When you go before a mediator and begin to talk out your problems and your split, ask yourself if you have been a good spouse. Consider whether you are still able to see things from your partnerâ€™s point of view. Do you understand his or her pain? Do you have unrealistic expectations that even you could not meet? Are you able to put your spouse ahead of yourself?
If the answer to each of these questions is â€œno,â€ then you have identified some major problems to overcome. We live in a selfish culture that is obsessed with unrealistic notions of â€œfairness.â€ Marriages are partnerships, but they are not always fair. To have a strong partnership, you need to understand that there are times when you have to give more than you receive.
Mediated divorce proceedings are all about removing blame. Usually, in a divorce, thereâ€™s plenty of blame to go around and focusing on whose fault it is rarely leaves you with the best result. The funny thing is, once you remove blame from the picture, there often isnâ€™t much left about which to argue. When this happens you can ask yourself, â€œis divorce really the right thing to do, or is there something there to salvage and save?â€
If you are ready to open the lines of communication again, give us a call for a consultation today.
A mediated divorce provides a viable alternative to traditional litigated divorce. It is a means by which the couple can come together and decide on the best way to divide assets and responsibilities between themselves. This can be especially important when children are involved. Here are a few reasons why child custody mediation is better than litigated divorce.
Mediated divorces are collaborative rather than adversarial. They help to jettison a lot of the anger and negative feelings that come with the dissolution of a romance and partnership.

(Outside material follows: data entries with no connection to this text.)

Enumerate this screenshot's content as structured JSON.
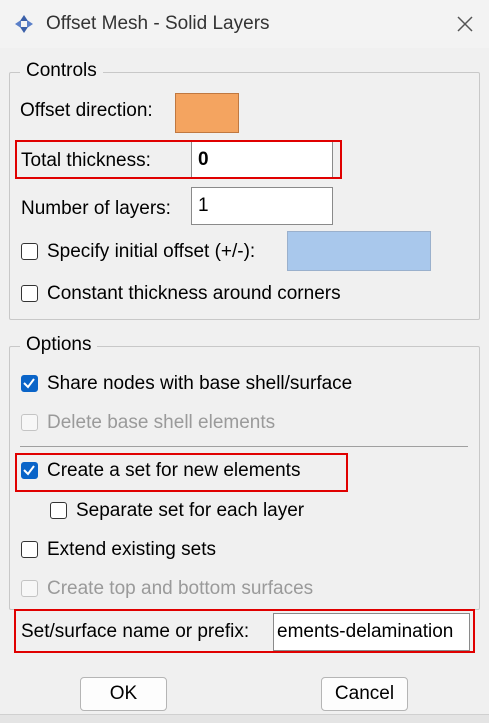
{
  "window": {
    "title": "Offset Mesh - Solid Layers",
    "icon": "abaqus-logo-icon"
  },
  "controls": {
    "legend": "Controls",
    "offset_direction_label": "Offset direction:",
    "offset_direction_color": "#f4a460",
    "total_thickness_label": "Total thickness:",
    "total_thickness_value": "0",
    "num_layers_label": "Number of layers:",
    "num_layers_value": "1",
    "specify_offset_label": "Specify initial offset (+/-):",
    "specify_offset_checked": false,
    "specify_offset_field_color": "#a9c8ec",
    "constant_thickness_label": "Constant thickness around corners",
    "constant_thickness_checked": false
  },
  "options": {
    "legend": "Options",
    "share_nodes_label": "Share nodes with base shell/surface",
    "share_nodes_checked": true,
    "delete_base_label": "Delete base shell elements",
    "delete_base_enabled": false,
    "create_set_label": "Create a set for new elements",
    "create_set_checked": true,
    "separate_set_label": "Separate set for each layer",
    "separate_set_checked": false,
    "extend_sets_label": "Extend existing sets",
    "extend_sets_checked": false,
    "create_surfaces_label": "Create top and bottom surfaces",
    "create_surfaces_enabled": false,
    "set_name_label": "Set/surface name or prefix:",
    "set_name_value": "ements-delamination"
  },
  "buttons": {
    "ok": "OK",
    "cancel": "Cancel"
  },
  "highlight_color": "#e00000",
  "accent_color": "#0a64c8"
}
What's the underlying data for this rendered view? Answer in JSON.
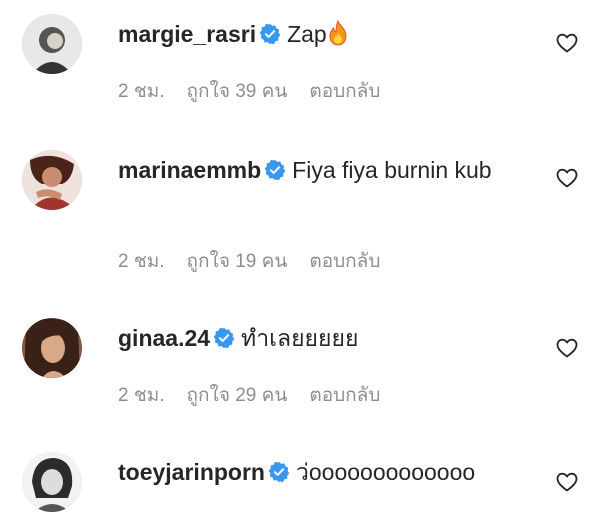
{
  "comments": [
    {
      "username": "margie_rasri",
      "text": "Zap",
      "time": "2 ชม.",
      "likes": "ถูกใจ 39 คน",
      "reply": "ตอบกลับ",
      "emoji": "fire-icon",
      "verified": true
    },
    {
      "username": "marinaemmb",
      "text": "Fiya fiya burnin kub",
      "time": "2 ชม.",
      "likes": "ถูกใจ 19 คน",
      "reply": "ตอบกลับ",
      "verified": true
    },
    {
      "username": "ginaa.24",
      "text": "ทำเลยยยยย",
      "time": "2 ชม.",
      "likes": "ถูกใจ 29 คน",
      "reply": "ตอบกลับ",
      "verified": true
    },
    {
      "username": "toeyjarinporn",
      "text": "ว่ooooooooooooo",
      "verified": true
    }
  ],
  "colors": {
    "verified_badge": "#3897f0",
    "text": "#262626",
    "meta": "#8e8e8e"
  }
}
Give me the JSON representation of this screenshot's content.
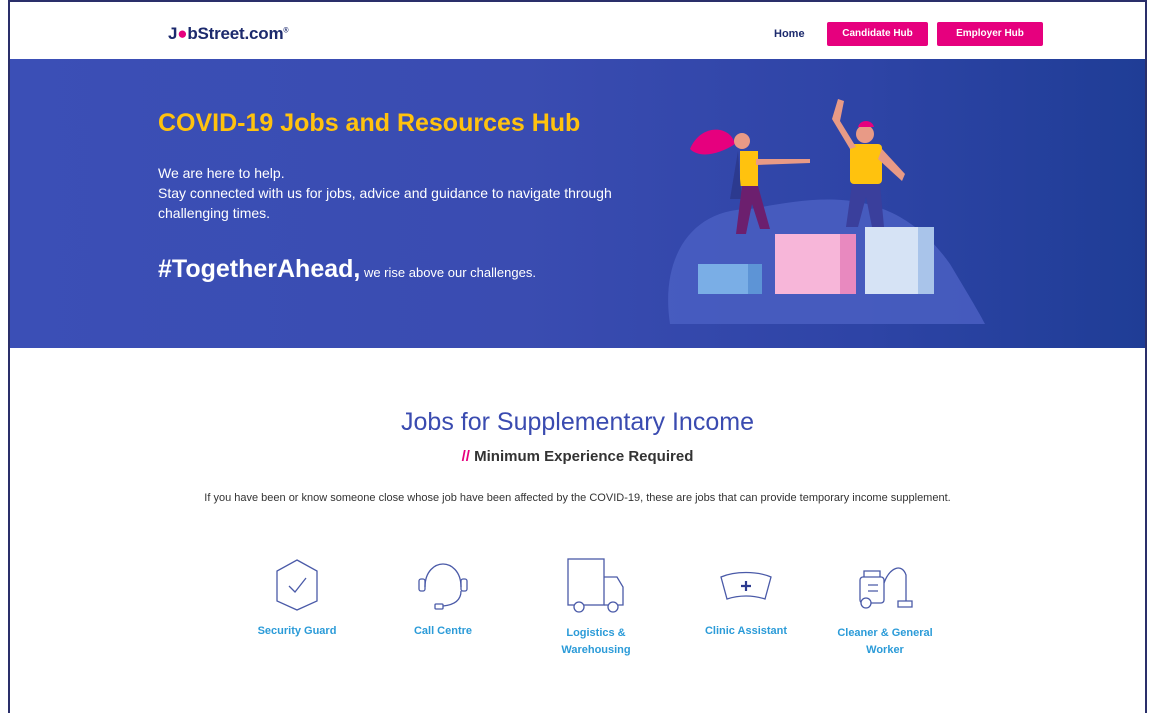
{
  "header": {
    "logo": {
      "part1": "J",
      "part2": "bStreet.com",
      "reg": "®"
    },
    "nav": {
      "home": "Home",
      "candidate_hub": "Candidate Hub",
      "employer_hub": "Employer Hub"
    }
  },
  "hero": {
    "title": "COVID-19 Jobs and Resources Hub",
    "line1": "We are here to help.",
    "line2": "Stay connected with us for jobs, advice and guidance to navigate through challenging times.",
    "hashtag": "#TogetherAhead,",
    "tagline": " we rise above our challenges."
  },
  "section": {
    "title": "Jobs for Supplementary Income",
    "sub_slash": "//",
    "sub_text": " Minimum Experience Required",
    "description": "If you have been or know someone close whose job have been affected by the COVID-19, these are jobs that can provide temporary income supplement."
  },
  "jobs": [
    {
      "label": "Security Guard",
      "icon": "shield-icon"
    },
    {
      "label": "Call Centre",
      "icon": "headset-icon"
    },
    {
      "label": "Logistics & Warehousing",
      "icon": "truck-icon"
    },
    {
      "label": "Clinic Assistant",
      "icon": "nurse-cap-icon"
    },
    {
      "label": "Cleaner & General Worker",
      "icon": "vacuum-icon"
    }
  ],
  "colors": {
    "brand_navy": "#1c2a6d",
    "accent_pink": "#e6007e",
    "hero_blue": "#3b4fb6",
    "hero_yellow": "#ffc20e",
    "job_label_blue": "#2b9bd8"
  }
}
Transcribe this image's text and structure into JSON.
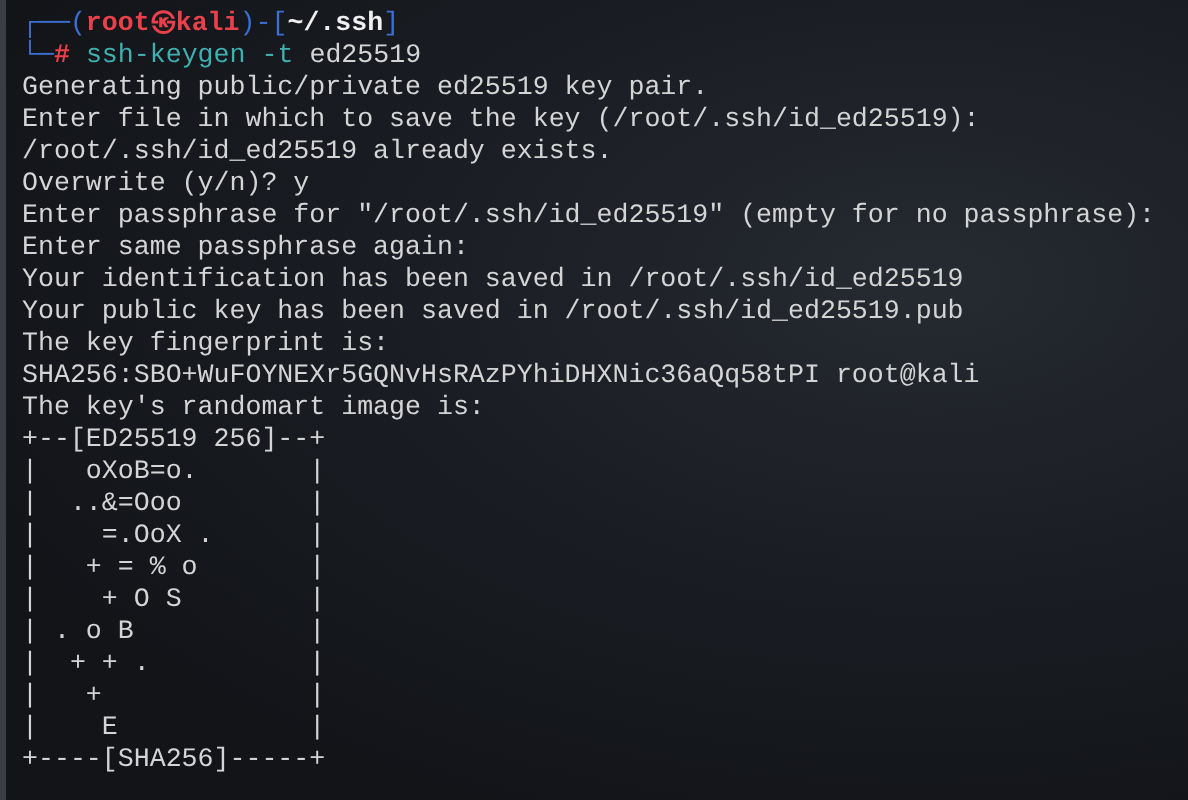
{
  "terminal": {
    "prompt": [
      {
        "text": "┌──(",
        "kind": "frame"
      },
      {
        "text": "root㉿kali",
        "kind": "user"
      },
      {
        "text": ")-[",
        "kind": "frame"
      },
      {
        "text": "~/.ssh",
        "kind": "path"
      },
      {
        "text": "]",
        "kind": "frame"
      }
    ],
    "command_line": [
      {
        "text": "└─",
        "kind": "frame"
      },
      {
        "text": "#",
        "kind": "symbol"
      },
      {
        "text": "ssh-keygen",
        "kind": "command"
      },
      {
        "text": "-t",
        "kind": "option"
      },
      {
        "text": "ed25519",
        "kind": "argument"
      }
    ],
    "output": [
      "Generating public/private ed25519 key pair.",
      "Enter file in which to save the key (/root/.ssh/id_ed25519):",
      "/root/.ssh/id_ed25519 already exists.",
      "Overwrite (y/n)? y",
      "Enter passphrase for \"/root/.ssh/id_ed25519\" (empty for no passphrase):",
      "Enter same passphrase again:",
      "Your identification has been saved in /root/.ssh/id_ed25519",
      "Your public key has been saved in /root/.ssh/id_ed25519.pub",
      "The key fingerprint is:",
      "SHA256:SBO+WuFOYNEXr5GQNvHsRAzPYhiDHXNic36aQq58tPI root@kali",
      "The key's randomart image is:"
    ],
    "randomart": [
      "+--[ED25519 256]--+",
      "|   oXoB=o.       |",
      "|  ..&=Ooo        |",
      "|    =.OoX .      |",
      "|   + = % o       |",
      "|    + O S        |",
      "| . o B           |",
      "|  + + .          |",
      "|   +             |",
      "|    E            |",
      "+----[SHA256]-----+"
    ]
  }
}
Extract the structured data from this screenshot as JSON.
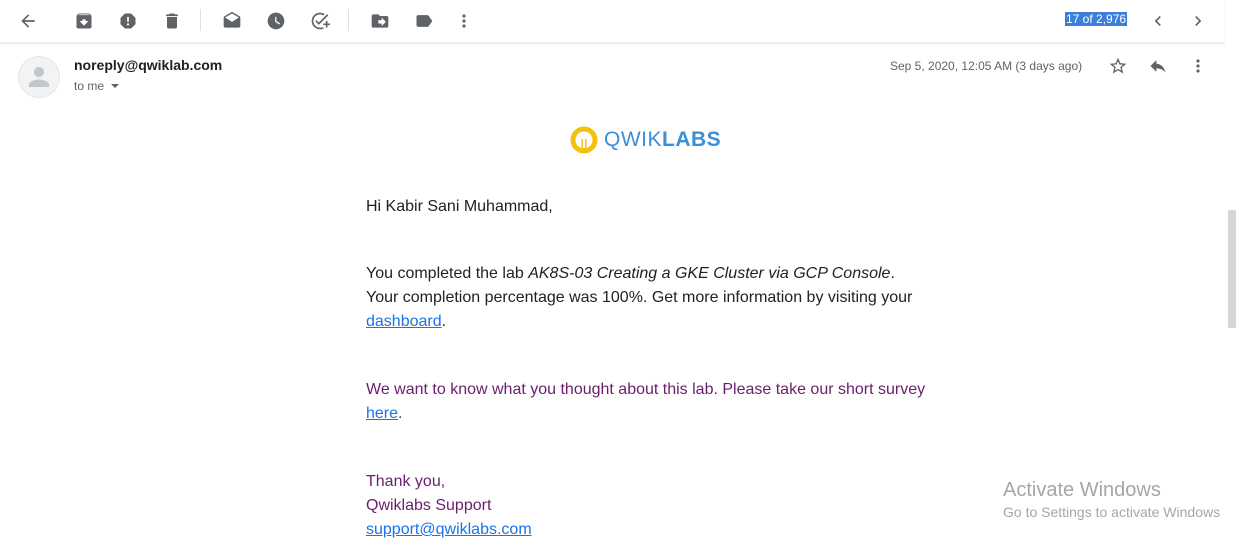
{
  "toolbar": {
    "icons": [
      "back-arrow-icon",
      "archive-icon",
      "report-spam-icon",
      "delete-icon",
      "mark-unread-icon",
      "snooze-icon",
      "add-to-tasks-icon",
      "move-to-icon",
      "label-icon",
      "more-vert-icon"
    ],
    "pager": "17 of 2,976"
  },
  "message": {
    "sender": "noreply@qwiklab.com",
    "recipient": "to me",
    "date": "Sep 5, 2020, 12:05 AM (3 days ago)"
  },
  "email": {
    "logo_light": "QWIK",
    "logo_bold": "LABS",
    "greeting": "Hi Kabir Sani Muhammad,",
    "p1_a": "You completed the lab ",
    "lab_name": "AK8S-03 Creating a GKE Cluster via GCP Console",
    "p1_b": ". Your completion percentage was 100%. Get more information by visiting your ",
    "dashboard_link": "dashboard",
    "p1_c": ".",
    "p2_a": "We want to know what you thought about this lab. Please take our short survey ",
    "survey_link": "here",
    "p2_b": ".",
    "thanks": "Thank you,",
    "team": "Qwiklabs Support",
    "support_email": "support@qwiklabs.com"
  },
  "watermark": {
    "title": "Activate Windows",
    "subtitle": "Go to Settings to activate Windows"
  },
  "colors": {
    "link": "#1a73e8",
    "survey_text": "#6b1e6b",
    "logo_blue": "#3a8fd6",
    "logo_yellow": "#f4c20d",
    "pager_highlight": "#3b7fd9"
  }
}
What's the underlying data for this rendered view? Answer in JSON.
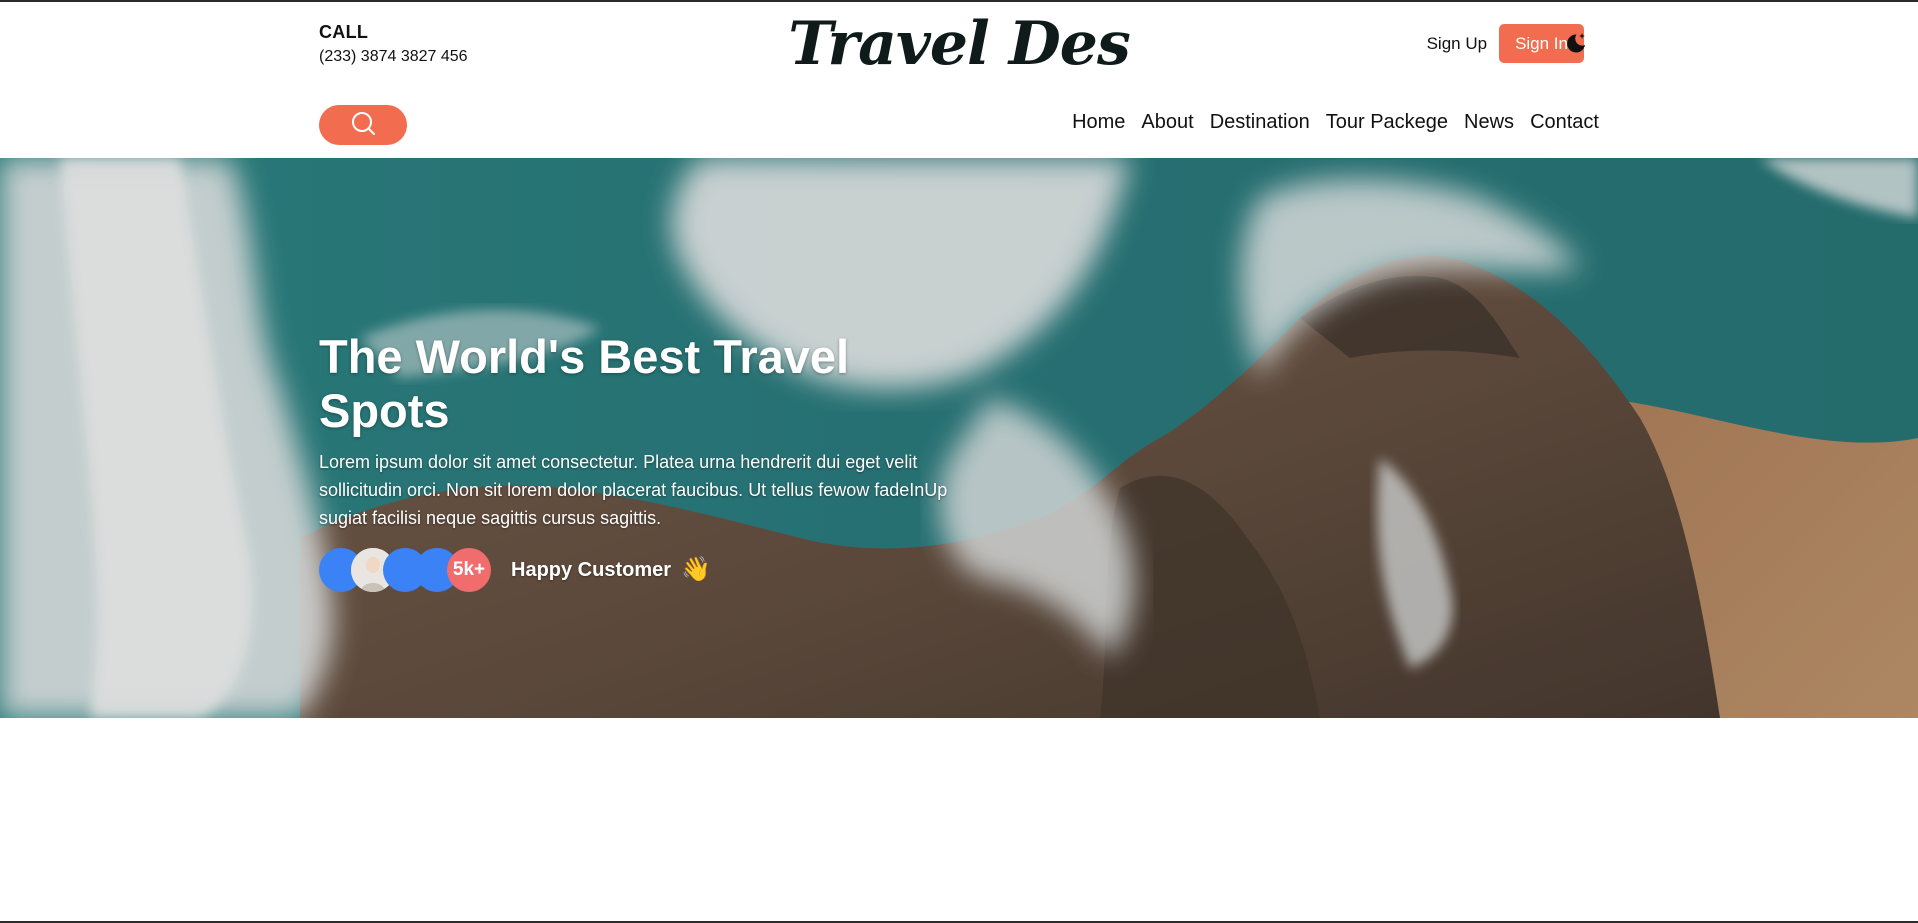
{
  "header": {
    "call_label": "CALL",
    "phone": "(233) 3874 3827 456",
    "logo": "Travel Des",
    "sign_up": "Sign Up",
    "sign_in": "Sign In",
    "theme_icon": "moon-sparkle-icon",
    "search_icon": "search-icon"
  },
  "nav": {
    "items": [
      "Home",
      "About",
      "Destination",
      "Tour Packege",
      "News",
      "Contact"
    ]
  },
  "hero": {
    "title": "The World's Best Travel Spots",
    "description": "Lorem ipsum dolor sit amet consectetur. Platea urna hendrerit dui eget velit sollicitudin orci. Non sit lorem dolor placerat faucibus. Ut tellus fewow fadeInUp sugiat facilisi neque sagittis cursus sagittis.",
    "customer_count": "5k+",
    "customer_label": "Happy Customer",
    "wave_emoji": "👋"
  },
  "colors": {
    "accent": "#f26d50",
    "avatar_blue": "#3b82f6",
    "count_badge": "#f16d6d"
  }
}
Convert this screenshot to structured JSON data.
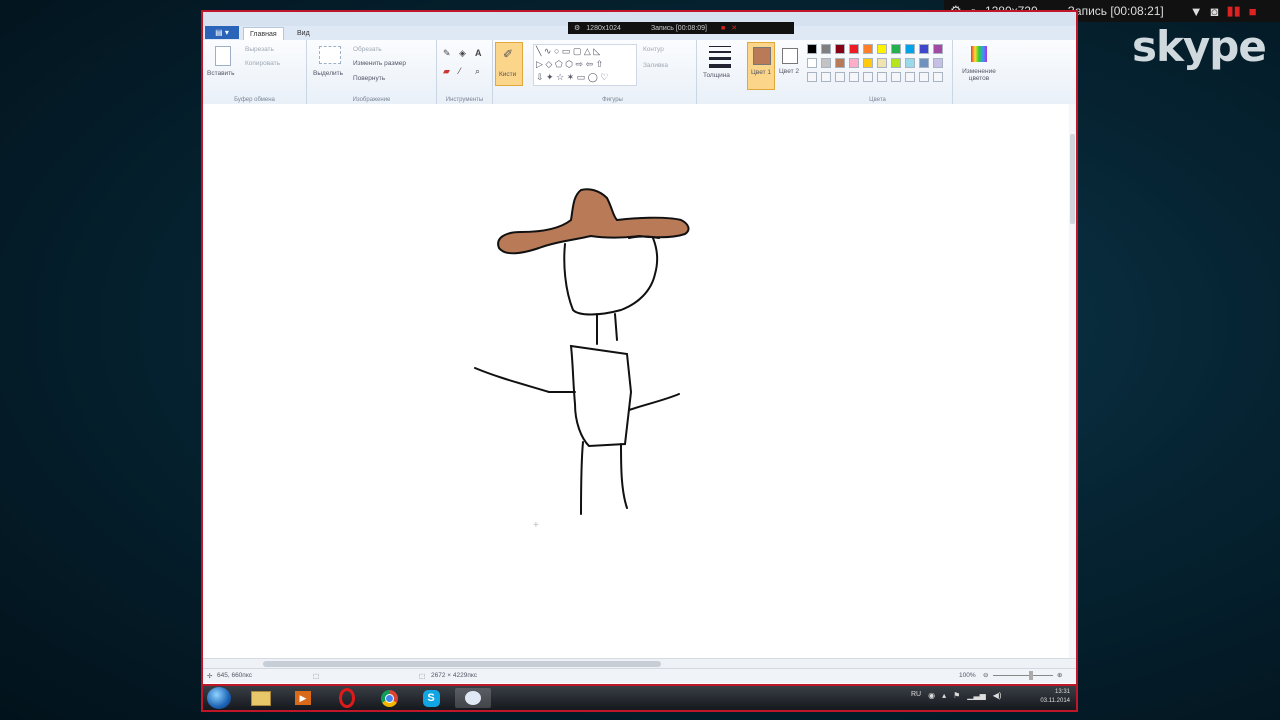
{
  "recorder": {
    "resolution": "1280x720",
    "record_label": "Запись [00:08:21]"
  },
  "skype_logo": "skype",
  "mini_recorder": {
    "resolution": "1280x1024",
    "record_label": "Запись [00:08:09]"
  },
  "paint": {
    "tabs": [
      "Главная",
      "Вид"
    ],
    "clipboard": {
      "paste": "Вставить",
      "cut": "Вырезать",
      "copy": "Копировать",
      "label": "Буфер обмена"
    },
    "image": {
      "select": "Выделить",
      "crop": "Обрезать",
      "resize": "Изменить размер",
      "rotate": "Повернуть",
      "label": "Изображение"
    },
    "tools_label": "Инструменты",
    "brushes": "Кисти",
    "shapes": {
      "outline": "Контур",
      "fill": "Заливка",
      "label": "Фигуры"
    },
    "size": "Толщина",
    "color1": "Цвет 1",
    "color2": "Цвет 2",
    "colors_label": "Цвета",
    "edit_colors": "Изменение цветов",
    "palette_top": [
      "#000000",
      "#7f7f7f",
      "#880015",
      "#ed1c24",
      "#ff7f27",
      "#fff200",
      "#22b14c",
      "#00a2e8",
      "#3f48cc",
      "#a349a4"
    ],
    "palette_bottom": [
      "#ffffff",
      "#c3c3c3",
      "#b97a57",
      "#ffaec9",
      "#ffc90e",
      "#efe4b0",
      "#b5e61d",
      "#99d9ea",
      "#7092be",
      "#c8bfe7"
    ],
    "color1_value": "#b97a57",
    "hat_color": "#b97a57",
    "status": {
      "position": "645, 660пкс",
      "size": "2672 × 4229пкс",
      "zoom": "100%"
    }
  },
  "taskbar": {
    "lang": "RU",
    "time": "13:31",
    "date": "03.11.2014"
  }
}
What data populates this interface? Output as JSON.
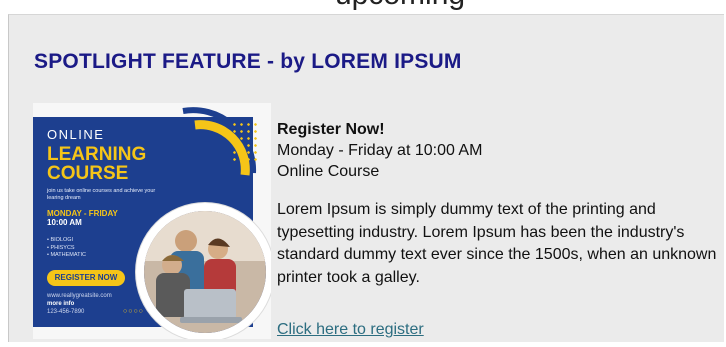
{
  "header": {
    "cut_off_text": "upcoming"
  },
  "spotlight": {
    "title": "SPOTLIGHT FEATURE - by LOREM IPSUM",
    "register_heading": "Register Now!",
    "schedule": "Monday - Friday at 10:00 AM",
    "format": "Online Course",
    "description": "Lorem Ipsum is simply dummy text of the printing and typesetting industry. Lorem Ipsum has been the industry's standard dummy text ever since the 1500s, when an unknown printer took a galley.",
    "link_label": "Click here to register"
  },
  "flyer": {
    "online": "ONLINE",
    "course_line1": "LEARNING",
    "course_line2": "COURSE",
    "tagline": "join us take online courses and achieve your learing dream",
    "days": "MONDAY - FRIDAY",
    "time": "10:00 AM",
    "subjects": [
      "• BIOLOGI",
      "• PHISYCS",
      "• MATHEMATIC"
    ],
    "register_button": "REGISTER NOW",
    "website": "www.reallygreatsite.com",
    "more_info": "more info",
    "phone": "123-456-7890"
  },
  "colors": {
    "title": "#1b1a86",
    "link": "#2c6d80",
    "panel_background": "#ebebeb",
    "flyer_blue": "#1d3f8f",
    "flyer_yellow": "#f5c518"
  }
}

It allows parents to keep their childrenâ€™s needs as the foremost concern. The parents get to work together to establish a good parenting plan without the interference of the courts.
A mediated process is far easier on children. Divorce is already a traumatic and difficult thing for kids to go through. Why make it worse by making them watch their parents fight over them in court? The emotional trauma can take a long time to heal. When you use the services of a mediator, your children get to see you still working as a team towards their best interests and they are less likely to blame themselves for your strife.
Hand-in-hand with the non-adversarial mediation process comes freedom from blame. The mediator is a neutral professional whose job it is to keep you both focused on making the right choices for you. Blame is thrown out the window in favor of a rational plan for deciding on custody and parenting plans.
Itâ€™s easy when going through divorce to focus on the sins of the past. By keeping partnersâ€™ attention on the present and on what is best for them and their kids moving forward, the focus is redirected on a more positive future. In fact, this future-focused process is vital to the goal of reducing conflict, letting go of anger and making the best decisions.
When you go through a divorce, you are ending a romance, but if you have kids, the relationship itself must move forward. You canâ€™t afford for your partnership to break down entirely. Rather, you have to come up with a new means of partnering and establish a new and different relationship, which could sometimes become a deep and abiding friendship.
Divorce mediation helps you to maintain your ability to work as a team, and find a new relationship and partnership out of the dissolving of your romance and marriage. This will be vital when the time comes to make decisions about your childrenâ€™s future together.
Itâ€™s hard to think of the concept of winners in a divorce, but a child custody mediation comes about as close as it can to creating winners all around. It allows children to keep access to both of their parents. It allows parents to come together and maintain a partnership. It saves arguments and salvages relationships.
If you are facing divorce and think a mediated process would be good for you,Â give us a call for a consultation today.